Many writers, especially new ones, talk about how they write for themselves. When we first start out, we might not know if we’ll even be able to finish the project, so it makes sense that we’re writing for ourselves.
We want to get this story out of our head. We want to see if we can write a whole novel. We want to prove to others that we can do it.
I started my first book for myself, primarily because I had this story inside my head that wouldn’t leave me alone until I wrote it down. When I begin a project, I’m still that way.
Even the most experienced authors under contract probably still feel a sense of writing for themselves during the drafting phase. If they’re anything like me, they’re just as eager to see how the story turns out as a reader.
But at some point during the writing process, the focus changes to our audience, our potential readers. And I’m not talking about as we get more experienced (or jaded). I mean as the project moves from drafting to editing.

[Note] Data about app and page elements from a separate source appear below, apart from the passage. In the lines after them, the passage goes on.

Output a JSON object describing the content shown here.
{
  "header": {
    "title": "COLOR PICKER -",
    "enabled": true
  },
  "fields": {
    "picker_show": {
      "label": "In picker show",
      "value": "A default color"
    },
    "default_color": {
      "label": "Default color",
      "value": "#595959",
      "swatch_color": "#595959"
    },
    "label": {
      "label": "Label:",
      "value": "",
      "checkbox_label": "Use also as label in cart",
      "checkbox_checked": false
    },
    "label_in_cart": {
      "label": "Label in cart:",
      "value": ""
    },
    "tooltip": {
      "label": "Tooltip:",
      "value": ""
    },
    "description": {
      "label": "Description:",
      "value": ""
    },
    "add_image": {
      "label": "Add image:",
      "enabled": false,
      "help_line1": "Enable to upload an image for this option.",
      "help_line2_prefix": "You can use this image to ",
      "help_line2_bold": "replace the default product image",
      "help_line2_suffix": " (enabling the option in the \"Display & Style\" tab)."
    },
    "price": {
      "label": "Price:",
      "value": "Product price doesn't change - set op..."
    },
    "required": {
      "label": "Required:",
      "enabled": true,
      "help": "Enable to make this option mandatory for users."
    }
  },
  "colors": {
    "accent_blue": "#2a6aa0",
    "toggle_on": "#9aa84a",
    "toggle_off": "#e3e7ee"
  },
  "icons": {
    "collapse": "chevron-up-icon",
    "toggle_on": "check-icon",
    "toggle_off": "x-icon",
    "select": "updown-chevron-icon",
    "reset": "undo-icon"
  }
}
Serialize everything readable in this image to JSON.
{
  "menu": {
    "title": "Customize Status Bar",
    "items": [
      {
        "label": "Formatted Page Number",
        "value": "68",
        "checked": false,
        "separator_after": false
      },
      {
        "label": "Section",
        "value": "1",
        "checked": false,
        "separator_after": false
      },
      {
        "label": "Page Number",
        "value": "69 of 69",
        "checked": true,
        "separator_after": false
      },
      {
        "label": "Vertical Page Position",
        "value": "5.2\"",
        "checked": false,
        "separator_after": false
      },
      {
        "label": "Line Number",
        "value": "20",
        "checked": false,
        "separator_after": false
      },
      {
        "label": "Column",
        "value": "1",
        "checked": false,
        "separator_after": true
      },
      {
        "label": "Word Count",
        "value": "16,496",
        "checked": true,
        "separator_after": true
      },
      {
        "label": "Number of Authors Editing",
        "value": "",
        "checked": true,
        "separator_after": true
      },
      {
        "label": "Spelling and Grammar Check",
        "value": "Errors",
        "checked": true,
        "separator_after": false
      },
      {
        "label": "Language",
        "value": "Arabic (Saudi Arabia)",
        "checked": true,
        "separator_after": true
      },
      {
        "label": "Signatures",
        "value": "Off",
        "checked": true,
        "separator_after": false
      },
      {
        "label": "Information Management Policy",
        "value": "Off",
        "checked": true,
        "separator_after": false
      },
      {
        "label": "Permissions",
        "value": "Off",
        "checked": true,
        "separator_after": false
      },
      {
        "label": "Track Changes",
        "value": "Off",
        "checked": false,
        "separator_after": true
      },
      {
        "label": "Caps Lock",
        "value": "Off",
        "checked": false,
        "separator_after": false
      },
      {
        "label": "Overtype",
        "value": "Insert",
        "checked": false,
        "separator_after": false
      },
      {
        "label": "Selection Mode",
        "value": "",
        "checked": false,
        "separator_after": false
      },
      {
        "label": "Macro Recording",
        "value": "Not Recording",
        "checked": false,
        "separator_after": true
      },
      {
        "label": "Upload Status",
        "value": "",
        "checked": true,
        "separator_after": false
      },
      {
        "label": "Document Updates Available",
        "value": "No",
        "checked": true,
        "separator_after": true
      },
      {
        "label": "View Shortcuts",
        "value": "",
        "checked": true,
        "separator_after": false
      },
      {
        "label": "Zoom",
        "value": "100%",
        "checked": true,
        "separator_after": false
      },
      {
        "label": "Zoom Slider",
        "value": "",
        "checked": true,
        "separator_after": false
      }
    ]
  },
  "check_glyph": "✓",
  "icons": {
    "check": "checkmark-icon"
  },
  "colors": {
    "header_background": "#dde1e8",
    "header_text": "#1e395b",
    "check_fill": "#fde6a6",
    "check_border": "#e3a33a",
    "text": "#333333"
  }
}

We can still edit for ourselves. Heck, I’m a perfectionist, so I edit things past the point of where most people would notice. But on some level, editing has to be for the reader.
This is why we use beta readers. Our critique partners can help us with the craft, but our beta readers are…well, readers. We need their input to see if readers will interpret our words the way we want them to. We discover that our favorite sections need to be cut because they drag down the pacing too much. We make decisions during the editing phase that cater to our reader.
All our nitpicky choices during editing (“Should I use this word or that word?”) are really about trying to figure out how readers will interpret one option over the other. And then we decide which interpretation most closely matches our intention.
I wonder if this difference is what makes some writers hate editing. Maybe they prefer writing for themselves. Maybe editing to make the words mean what they think it should mean causes them to feel impatient. (I’ve been through the endless revision cycles, so I can understand that impatience.)
But if we want to be successful published authors, we have to edit anyway. This is why we have to listen to our critique partners and beta readers, even when we disagree with their comments. Their confusion or mistaken interpretation tells us that our words aren’t matching our intentions.
I’ve kept myself going through grueling edits by reminding myself that I feel just as giddy at the thought of sharing my work with others as I do during drafting. Oftentimes, that thought makes me more giddy, because at that future-published point, the work would be done. *smile*
Do you write for yourself, your readers, or both? Do you shift your focus during the writing process of a project? If you enjoy one step more than another, is it because of your reason for writing? Do you find it hard to write for others?Pin It